▶ PROVIDED ENTRIES:
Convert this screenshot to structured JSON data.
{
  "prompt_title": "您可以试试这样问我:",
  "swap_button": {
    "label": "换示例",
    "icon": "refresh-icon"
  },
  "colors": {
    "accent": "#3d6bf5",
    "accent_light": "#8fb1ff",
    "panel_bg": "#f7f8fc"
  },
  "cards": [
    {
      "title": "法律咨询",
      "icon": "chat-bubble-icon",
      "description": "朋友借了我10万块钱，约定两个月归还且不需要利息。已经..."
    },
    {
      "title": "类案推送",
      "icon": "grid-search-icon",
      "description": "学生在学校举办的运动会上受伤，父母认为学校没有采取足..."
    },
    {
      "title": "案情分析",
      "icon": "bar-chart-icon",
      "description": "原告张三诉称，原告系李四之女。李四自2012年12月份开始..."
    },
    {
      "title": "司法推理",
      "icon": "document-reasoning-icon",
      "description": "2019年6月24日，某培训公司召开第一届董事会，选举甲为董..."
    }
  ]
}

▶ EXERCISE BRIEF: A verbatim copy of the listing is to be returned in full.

▶ ANSWER TO THE EXERCISE:
Convert this screenshot to structured JSON data.
{
  "prompt_title": "您可以试试这样问我:",
  "swap_button": {
    "label": "换示例",
    "icon": "refresh-icon"
  },
  "colors": {
    "accent": "#3d6bf5",
    "accent_light": "#8fb1ff",
    "panel_bg": "#f7f8fc"
  },
  "cards": [
    {
      "title": "法律咨询",
      "icon": "chat-bubble-icon",
      "description": "朋友借了我10万块钱，约定两个月归还且不需要利息。已经..."
    },
    {
      "title": "类案推送",
      "icon": "grid-search-icon",
      "description": "学生在学校举办的运动会上受伤，父母认为学校没有采取足..."
    },
    {
      "title": "案情分析",
      "icon": "bar-chart-icon",
      "description": "原告张三诉称，原告系李四之女。李四自2012年12月份开始..."
    },
    {
      "title": "司法推理",
      "icon": "document-reasoning-icon",
      "description": "2019年6月24日，某培训公司召开第一届董事会，选举甲为董..."
    }
  ]
}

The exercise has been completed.